“This is about investing in our greatest source of strength, our alliances, and updating them to better meet the threats of today and tomorrow. It’s about connecting America’s existing allies and partners in new ways,” Biden said in remarks at the White House, flanked by TV screens showing UK Prime Minister Boris Johnson and Australia’s Scott Morrison joining him remotely.
The leaders clarified that the submarines would only be nuclear-powered, not nuclear-armed, ostensibly because Australia is a signatory to the Nuclear Nonproliferation Treaty (NPT) which bans it from acquiring or deploying nuclear weapons. Still, the announcement sent waves of unease across Canada, New Zealand, and Japan, which are US partners in other alliances, not to speak of dissent in Australia itself, where some leaders prefer not to antagonize Beijing.
India reserved its response on the headline development in global security with the announcement of the new US-UK-Australia (AUKUS) trilateral security partnership, but New Delhi has reason to be optimistic. The security trilateral will be a huge message to China. Most important, it will add to the
Former Australian Prime Minister Paul Keating was among those critical of the nuclear subs deal, saying it represented a “dramatic loss of Australian sovereignty,” while ridiculing US power projection.
“If the US military with all its might could not beat a bunch of Taliban rebels with AK-47s rifles in pick-up trucks, what chance would it have in a full-blown war with China, not only the biggest state in the world but the occupant and commander of the biggest landmass in Asia,” Keating said in a statement.
“Thank you, Boris and… and I want to thank that fellow Down Under. Thank you very much, pal. Appreciate it, Mr Prime Minister,” Biden said as he revealed an agreement that will equip Australia with nuclear-powered submarines.
There was also some heartburn in Ottawa, which felt cut out of what could have been a CAUKUS alliance, and anger in Paris, which felt betrayed at Australia ditching a $90bn deal with France for the supply of submarines.
“This brutal, unilateral, and unpredictable decision reminds me a lot of what Mr Trump used to do,” French Foreign Minister Jean-Yves Le Drian was quoted as telling a local radio station. “I am angry and bitter. This isn’t done between allies.”

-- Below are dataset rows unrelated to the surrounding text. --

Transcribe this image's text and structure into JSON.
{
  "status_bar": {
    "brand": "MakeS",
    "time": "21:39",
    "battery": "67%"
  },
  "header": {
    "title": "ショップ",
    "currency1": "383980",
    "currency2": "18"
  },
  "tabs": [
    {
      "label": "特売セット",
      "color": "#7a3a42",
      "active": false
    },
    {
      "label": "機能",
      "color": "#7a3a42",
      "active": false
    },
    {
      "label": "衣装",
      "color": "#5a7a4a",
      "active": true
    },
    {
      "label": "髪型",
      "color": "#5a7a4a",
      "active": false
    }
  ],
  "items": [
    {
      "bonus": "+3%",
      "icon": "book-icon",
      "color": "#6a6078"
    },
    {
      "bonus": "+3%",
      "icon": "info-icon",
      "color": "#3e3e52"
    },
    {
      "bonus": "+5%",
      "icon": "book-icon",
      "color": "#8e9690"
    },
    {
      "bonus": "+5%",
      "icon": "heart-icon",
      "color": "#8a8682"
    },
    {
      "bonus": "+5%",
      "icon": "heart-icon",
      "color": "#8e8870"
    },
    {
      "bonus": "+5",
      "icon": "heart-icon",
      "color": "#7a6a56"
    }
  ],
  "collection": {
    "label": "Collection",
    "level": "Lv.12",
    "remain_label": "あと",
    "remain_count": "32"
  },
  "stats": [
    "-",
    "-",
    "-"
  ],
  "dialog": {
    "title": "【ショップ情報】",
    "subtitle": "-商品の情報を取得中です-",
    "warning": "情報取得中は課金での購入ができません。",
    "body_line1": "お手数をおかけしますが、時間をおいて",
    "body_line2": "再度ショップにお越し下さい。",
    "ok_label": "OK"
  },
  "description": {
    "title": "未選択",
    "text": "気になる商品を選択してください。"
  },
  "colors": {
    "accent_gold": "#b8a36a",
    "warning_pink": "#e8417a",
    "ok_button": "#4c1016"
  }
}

There was also disquiet in New Zealand where its Prime Minister Jacinta Ardern admitted that she was not consulted by Biden or Morrison on the new pact, and said Australia’s new subs will be banned from entering New Zealand waters under the country’s long-standing “nuclear-free” policy.
Australia and New Zealand are locked in the 1951 ANZUS security pact, and the five Anglo partners also have what is called the Five Eyes alliance to share intelligence information.
The announcement of the new partnership came a week ahead of the first-ever in-person meeting on September 24 of leaders of the so-called Quad group in Washington, where Biden will host prime ministers of India, Japan, and Australia.
India already has a home-built nuclear-powered submarine INS Arihant (with at least two more under construction), its drive towards indigenisation helped by Russia, which leased the nuclear-powered INS Chakra to New Delhi nearly a decade ago. It is the only country outside of the P-5 (US, UK, France, Russia, China) to possess a nuclear-powered submarine.
China expectedly threw a fit over Australia’s nuclearisation, saying the trio was “severely damaging regional peace and stability, intensifying an arms race, and damaging international nuclear non-proliferation efforts.”
Source from timesofindia.indiatimes.com